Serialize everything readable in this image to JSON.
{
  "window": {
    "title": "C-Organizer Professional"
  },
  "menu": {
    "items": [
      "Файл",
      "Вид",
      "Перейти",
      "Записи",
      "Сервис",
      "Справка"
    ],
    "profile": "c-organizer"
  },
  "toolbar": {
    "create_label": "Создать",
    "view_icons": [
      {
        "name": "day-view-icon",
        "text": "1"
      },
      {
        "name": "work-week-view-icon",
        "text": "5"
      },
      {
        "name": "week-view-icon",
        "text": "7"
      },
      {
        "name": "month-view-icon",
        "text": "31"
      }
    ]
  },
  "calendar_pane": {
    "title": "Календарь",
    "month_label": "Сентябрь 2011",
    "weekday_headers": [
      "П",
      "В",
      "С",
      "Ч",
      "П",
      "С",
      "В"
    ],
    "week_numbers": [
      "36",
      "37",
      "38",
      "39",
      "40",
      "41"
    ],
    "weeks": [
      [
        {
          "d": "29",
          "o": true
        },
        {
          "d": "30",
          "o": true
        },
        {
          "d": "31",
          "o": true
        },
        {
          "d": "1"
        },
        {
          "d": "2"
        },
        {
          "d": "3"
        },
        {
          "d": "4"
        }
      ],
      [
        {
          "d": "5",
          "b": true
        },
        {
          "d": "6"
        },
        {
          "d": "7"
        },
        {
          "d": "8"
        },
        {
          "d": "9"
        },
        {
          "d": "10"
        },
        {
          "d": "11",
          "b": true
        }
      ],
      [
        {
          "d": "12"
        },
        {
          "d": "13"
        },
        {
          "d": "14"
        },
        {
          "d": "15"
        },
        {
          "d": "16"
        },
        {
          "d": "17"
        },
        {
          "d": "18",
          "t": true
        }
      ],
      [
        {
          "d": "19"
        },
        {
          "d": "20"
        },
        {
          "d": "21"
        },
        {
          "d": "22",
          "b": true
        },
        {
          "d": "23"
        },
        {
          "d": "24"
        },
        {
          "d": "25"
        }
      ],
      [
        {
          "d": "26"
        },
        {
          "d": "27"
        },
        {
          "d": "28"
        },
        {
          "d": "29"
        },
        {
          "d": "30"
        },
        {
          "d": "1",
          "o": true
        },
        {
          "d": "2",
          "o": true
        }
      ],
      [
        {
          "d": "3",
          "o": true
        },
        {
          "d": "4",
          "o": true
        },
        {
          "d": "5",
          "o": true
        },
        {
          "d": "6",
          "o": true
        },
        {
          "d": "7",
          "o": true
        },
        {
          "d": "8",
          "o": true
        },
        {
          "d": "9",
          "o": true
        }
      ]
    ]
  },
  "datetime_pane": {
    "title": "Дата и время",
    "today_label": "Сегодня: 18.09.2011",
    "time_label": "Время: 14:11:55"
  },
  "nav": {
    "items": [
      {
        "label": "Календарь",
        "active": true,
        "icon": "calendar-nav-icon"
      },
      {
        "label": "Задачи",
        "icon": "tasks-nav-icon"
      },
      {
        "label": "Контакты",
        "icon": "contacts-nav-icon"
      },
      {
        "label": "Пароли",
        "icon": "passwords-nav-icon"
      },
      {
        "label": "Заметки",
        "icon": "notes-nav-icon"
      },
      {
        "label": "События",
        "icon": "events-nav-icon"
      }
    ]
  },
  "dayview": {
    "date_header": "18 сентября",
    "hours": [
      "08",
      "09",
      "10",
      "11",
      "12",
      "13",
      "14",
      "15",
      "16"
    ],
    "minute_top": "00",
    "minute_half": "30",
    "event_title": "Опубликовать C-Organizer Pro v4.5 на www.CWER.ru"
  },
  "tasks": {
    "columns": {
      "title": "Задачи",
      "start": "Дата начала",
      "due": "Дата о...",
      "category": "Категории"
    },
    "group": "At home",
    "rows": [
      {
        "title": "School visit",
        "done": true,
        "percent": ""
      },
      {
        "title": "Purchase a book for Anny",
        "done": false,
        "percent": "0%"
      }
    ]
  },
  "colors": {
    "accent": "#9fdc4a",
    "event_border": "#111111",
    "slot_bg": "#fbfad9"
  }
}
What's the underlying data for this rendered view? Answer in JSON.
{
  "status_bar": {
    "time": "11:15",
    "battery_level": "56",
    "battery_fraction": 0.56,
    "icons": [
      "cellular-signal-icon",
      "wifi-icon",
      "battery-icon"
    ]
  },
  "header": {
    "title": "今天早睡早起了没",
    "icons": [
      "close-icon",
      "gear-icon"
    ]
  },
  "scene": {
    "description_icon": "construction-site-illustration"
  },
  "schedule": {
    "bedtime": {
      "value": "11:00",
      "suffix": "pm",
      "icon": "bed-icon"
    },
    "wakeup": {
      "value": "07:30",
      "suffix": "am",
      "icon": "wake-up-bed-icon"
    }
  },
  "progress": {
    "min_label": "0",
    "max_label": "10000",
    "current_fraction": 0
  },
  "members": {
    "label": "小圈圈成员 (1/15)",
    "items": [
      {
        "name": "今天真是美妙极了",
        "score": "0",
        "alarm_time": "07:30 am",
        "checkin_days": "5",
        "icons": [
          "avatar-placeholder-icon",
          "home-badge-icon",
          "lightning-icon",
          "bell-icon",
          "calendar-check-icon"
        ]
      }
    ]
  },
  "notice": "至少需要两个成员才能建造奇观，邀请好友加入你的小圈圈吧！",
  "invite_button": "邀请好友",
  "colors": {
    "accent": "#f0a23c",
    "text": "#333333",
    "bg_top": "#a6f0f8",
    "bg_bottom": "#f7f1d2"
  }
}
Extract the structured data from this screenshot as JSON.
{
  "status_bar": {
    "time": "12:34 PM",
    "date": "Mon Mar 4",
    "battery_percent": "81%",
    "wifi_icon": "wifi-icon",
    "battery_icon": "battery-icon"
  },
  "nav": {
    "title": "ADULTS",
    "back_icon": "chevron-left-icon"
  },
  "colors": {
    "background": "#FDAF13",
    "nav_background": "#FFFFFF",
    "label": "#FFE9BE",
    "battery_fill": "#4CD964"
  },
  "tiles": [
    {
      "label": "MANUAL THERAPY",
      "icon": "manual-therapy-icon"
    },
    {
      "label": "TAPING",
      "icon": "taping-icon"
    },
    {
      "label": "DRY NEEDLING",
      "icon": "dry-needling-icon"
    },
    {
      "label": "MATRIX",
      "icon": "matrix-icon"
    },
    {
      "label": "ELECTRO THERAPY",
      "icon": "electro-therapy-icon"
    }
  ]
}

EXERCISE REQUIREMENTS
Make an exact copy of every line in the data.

RESULT BELOW
Serialize everything readable in this image to JSON.
{
  "window": {
    "title": "C-Organizer Professional"
  },
  "menu": {
    "items": [
      "Файл",
      "Вид",
      "Перейти",
      "Записи",
      "Сервис",
      "Справка"
    ],
    "profile": "c-organizer"
  },
  "toolbar": {
    "create_label": "Создать",
    "view_icons": [
      {
        "name": "day-view-icon",
        "text": "1"
      },
      {
        "name": "work-week-view-icon",
        "text": "5"
      },
      {
        "name": "week-view-icon",
        "text": "7"
      },
      {
        "name": "month-view-icon",
        "text": "31"
      }
    ]
  },
  "calendar_pane": {
    "title": "Календарь",
    "month_label": "Сентябрь 2011",
    "weekday_headers": [
      "П",
      "В",
      "С",
      "Ч",
      "П",
      "С",
      "В"
    ],
    "week_numbers": [
      "36",
      "37",
      "38",
      "39",
      "40",
      "41"
    ],
    "weeks": [
      [
        {
          "d": "29",
          "o": true
        },
        {
          "d": "30",
          "o": true
        },
        {
          "d": "31",
          "o": true
        },
        {
          "d": "1"
        },
        {
          "d": "2"
        },
        {
          "d": "3"
        },
        {
          "d": "4"
        }
      ],
      [
        {
          "d": "5",
          "b": true
        },
        {
          "d": "6"
        },
        {
          "d": "7"
        },
        {
          "d": "8"
        },
        {
          "d": "9"
        },
        {
          "d": "10"
        },
        {
          "d": "11",
          "b": true
        }
      ],
      [
        {
          "d": "12"
        },
        {
          "d": "13"
        },
        {
          "d": "14"
        },
        {
          "d": "15"
        },
        {
          "d": "16"
        },
        {
          "d": "17"
        },
        {
          "d": "18",
          "t": true
        }
      ],
      [
        {
          "d": "19"
        },
        {
          "d": "20"
        },
        {
          "d": "21"
        },
        {
          "d": "22",
          "b": true
        },
        {
          "d": "23"
        },
        {
          "d": "24"
        },
        {
          "d": "25"
        }
      ],
      [
        {
          "d": "26"
        },
        {
          "d": "27"
        },
        {
          "d": "28"
        },
        {
          "d": "29"
        },
        {
          "d": "30"
        },
        {
          "d": "1",
          "o": true
        },
        {
          "d": "2",
          "o": true
        }
      ],
      [
        {
          "d": "3",
          "o": true
        },
        {
          "d": "4",
          "o": true
        },
        {
          "d": "5",
          "o": true
        },
        {
          "d": "6",
          "o": true
        },
        {
          "d": "7",
          "o": true
        },
        {
          "d": "8",
          "o": true
        },
        {
          "d": "9",
          "o": true
        }
      ]
    ]
  },
  "datetime_pane": {
    "title": "Дата и время",
    "today_label": "Сегодня: 18.09.2011",
    "time_label": "Время: 14:11:55"
  },
  "nav": {
    "items": [
      {
        "label": "Календарь",
        "active": true,
        "icon": "calendar-nav-icon"
      },
      {
        "label": "Задачи",
        "icon": "tasks-nav-icon"
      },
      {
        "label": "Контакты",
        "icon": "contacts-nav-icon"
      },
      {
        "label": "Пароли",
        "icon": "passwords-nav-icon"
      },
      {
        "label": "Заметки",
        "icon": "notes-nav-icon"
      },
      {
        "label": "События",
        "icon": "events-nav-icon"
      }
    ]
  },
  "dayview": {
    "date_header": "18 сентября",
    "hours": [
      "08",
      "09",
      "10",
      "11",
      "12",
      "13",
      "14",
      "15",
      "16"
    ],
    "minute_top": "00",
    "minute_half": "30",
    "event_title": "Опубликовать C-Organizer Pro v4.5 на www.CWER.ru"
  },
  "tasks": {
    "columns": {
      "title": "Задачи",
      "start": "Дата начала",
      "due": "Дата о...",
      "category": "Категории"
    },
    "group": "At home",
    "rows": [
      {
        "title": "School visit",
        "done": true,
        "percent": ""
      },
      {
        "title": "Purchase a book for Anny",
        "done": false,
        "percent": "0%"
      }
    ]
  },
  "colors": {
    "accent": "#9fdc4a",
    "event_border": "#111111",
    "slot_bg": "#fbfad9"
  }
}
What's the underlying data for this rendered view? Answer in JSON.
{
  "status_bar": {
    "time": "11:15",
    "battery_level": "56",
    "battery_fraction": 0.56,
    "icons": [
      "cellular-signal-icon",
      "wifi-icon",
      "battery-icon"
    ]
  },
  "header": {
    "title": "今天早睡早起了没",
    "icons": [
      "close-icon",
      "gear-icon"
    ]
  },
  "scene": {
    "description_icon": "construction-site-illustration"
  },
  "schedule": {
    "bedtime": {
      "value": "11:00",
      "suffix": "pm",
      "icon": "bed-icon"
    },
    "wakeup": {
      "value": "07:30",
      "suffix": "am",
      "icon": "wake-up-bed-icon"
    }
  },
  "progress": {
    "min_label": "0",
    "max_label": "10000",
    "current_fraction": 0
  },
  "members": {
    "label": "小圈圈成员 (1/15)",
    "items": [
      {
        "name": "今天真是美妙极了",
        "score": "0",
        "alarm_time": "07:30 am",
        "checkin_days": "5",
        "icons": [
          "avatar-placeholder-icon",
          "home-badge-icon",
          "lightning-icon",
          "bell-icon",
          "calendar-check-icon"
        ]
      }
    ]
  },
  "notice": "至少需要两个成员才能建造奇观，邀请好友加入你的小圈圈吧！",
  "invite_button": "邀请好友",
  "colors": {
    "accent": "#f0a23c",
    "text": "#333333",
    "bg_top": "#a6f0f8",
    "bg_bottom": "#f7f1d2"
  }
}
Extract the structured data from this screenshot as JSON.
{
  "status_bar": {
    "time": "12:34 PM",
    "date": "Mon Mar 4",
    "battery_percent": "81%",
    "wifi_icon": "wifi-icon",
    "battery_icon": "battery-icon"
  },
  "nav": {
    "title": "ADULTS",
    "back_icon": "chevron-left-icon"
  },
  "colors": {
    "background": "#FDAF13",
    "nav_background": "#FFFFFF",
    "label": "#FFE9BE",
    "battery_fill": "#4CD964"
  },
  "tiles": [
    {
      "label": "MANUAL THERAPY",
      "icon": "manual-therapy-icon"
    },
    {
      "label": "TAPING",
      "icon": "taping-icon"
    },
    {
      "label": "DRY NEEDLING",
      "icon": "dry-needling-icon"
    },
    {
      "label": "MATRIX",
      "icon": "matrix-icon"
    },
    {
      "label": "ELECTRO THERAPY",
      "icon": "electro-therapy-icon"
    }
  ]
}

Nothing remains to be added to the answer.